*** MATERIAL SHOWN Section Begins ***

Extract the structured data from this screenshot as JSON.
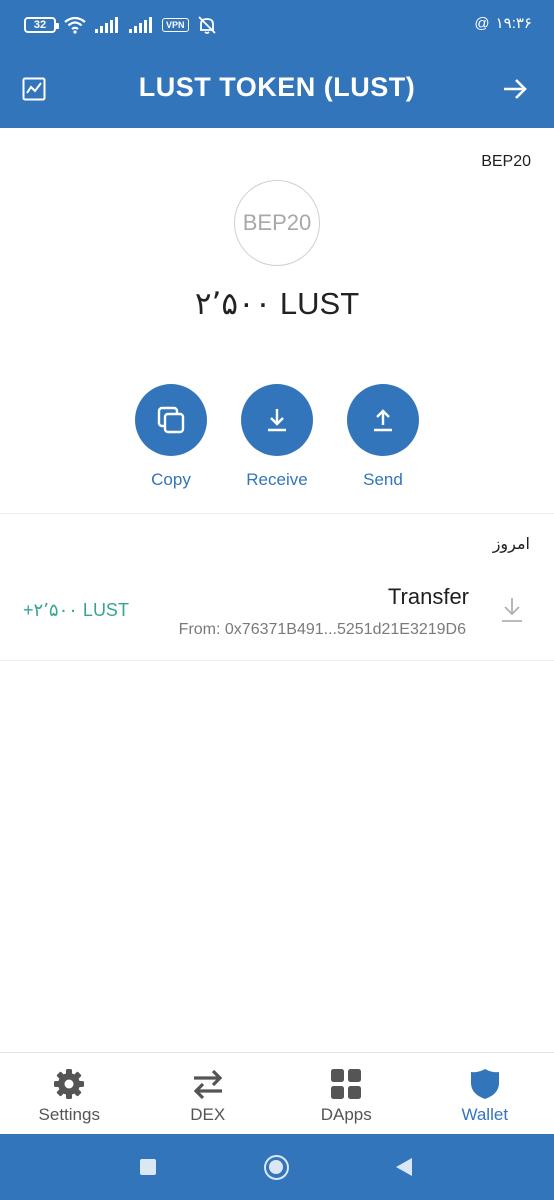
{
  "status_bar": {
    "battery": "32",
    "vpn": "VPN",
    "time": "۱۹:۳۶",
    "at_symbol": "@"
  },
  "app_bar": {
    "title": "LUST TOKEN (LUST)"
  },
  "token": {
    "standard": "BEP20",
    "logo_text": "BEP20",
    "balance": "۲٬۵۰۰ LUST"
  },
  "actions": [
    {
      "label": "Copy",
      "icon": "copy-icon"
    },
    {
      "label": "Receive",
      "icon": "download-icon"
    },
    {
      "label": "Send",
      "icon": "upload-icon"
    }
  ],
  "transactions": {
    "date_header": "امروز",
    "items": [
      {
        "amount": "+۲٬۵۰۰ LUST",
        "title": "Transfer",
        "from": "From: 0x76371B491...5251d21E3219D6",
        "icon": "receive-arrow-icon"
      }
    ]
  },
  "bottom_nav": [
    {
      "label": "Settings",
      "icon": "gear-icon",
      "active": false
    },
    {
      "label": "DEX",
      "icon": "swap-icon",
      "active": false
    },
    {
      "label": "DApps",
      "icon": "grid-icon",
      "active": false
    },
    {
      "label": "Wallet",
      "icon": "shield-icon",
      "active": true
    }
  ],
  "colors": {
    "primary": "#3375bb",
    "positive": "#38a493",
    "icon_gray": "#555555"
  }
}
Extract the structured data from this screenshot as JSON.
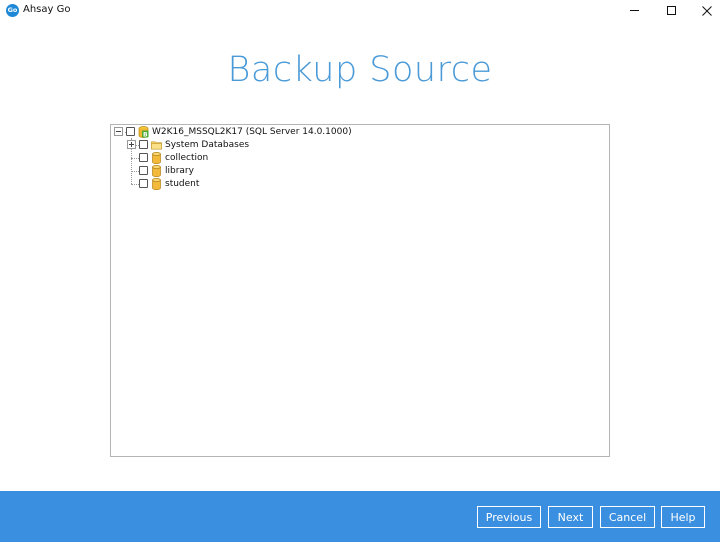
{
  "window": {
    "app_icon_text": "Go",
    "title": "Ahsay Go"
  },
  "page": {
    "heading": "Backup Source"
  },
  "tree": {
    "root": {
      "label": "W2K16_MSSQL2K17 (SQL Server 14.0.1000)",
      "icon": "sql-server-icon",
      "checked": false,
      "expanded": true
    },
    "children": [
      {
        "label": "System Databases",
        "icon": "folder-icon",
        "checked": false,
        "expandable": true,
        "expanded": false
      },
      {
        "label": "collection",
        "icon": "database-icon",
        "checked": false,
        "expandable": false
      },
      {
        "label": "library",
        "icon": "database-icon",
        "checked": false,
        "expandable": false
      },
      {
        "label": "student",
        "icon": "database-icon",
        "checked": false,
        "expandable": false
      }
    ]
  },
  "footer": {
    "previous_label": "Previous",
    "next_label": "Next",
    "cancel_label": "Cancel",
    "help_label": "Help"
  },
  "colors": {
    "accent": "#3a8fe0",
    "heading": "#4a9ad8"
  }
}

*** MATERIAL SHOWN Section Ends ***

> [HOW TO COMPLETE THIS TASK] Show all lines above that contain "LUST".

> [RESULT OF THIS TASK]
    "title": "LUST TOKEN (LUST)"
    "balance": "۲٬۵۰۰ LUST"
        "amount": "+۲٬۵۰۰ LUST",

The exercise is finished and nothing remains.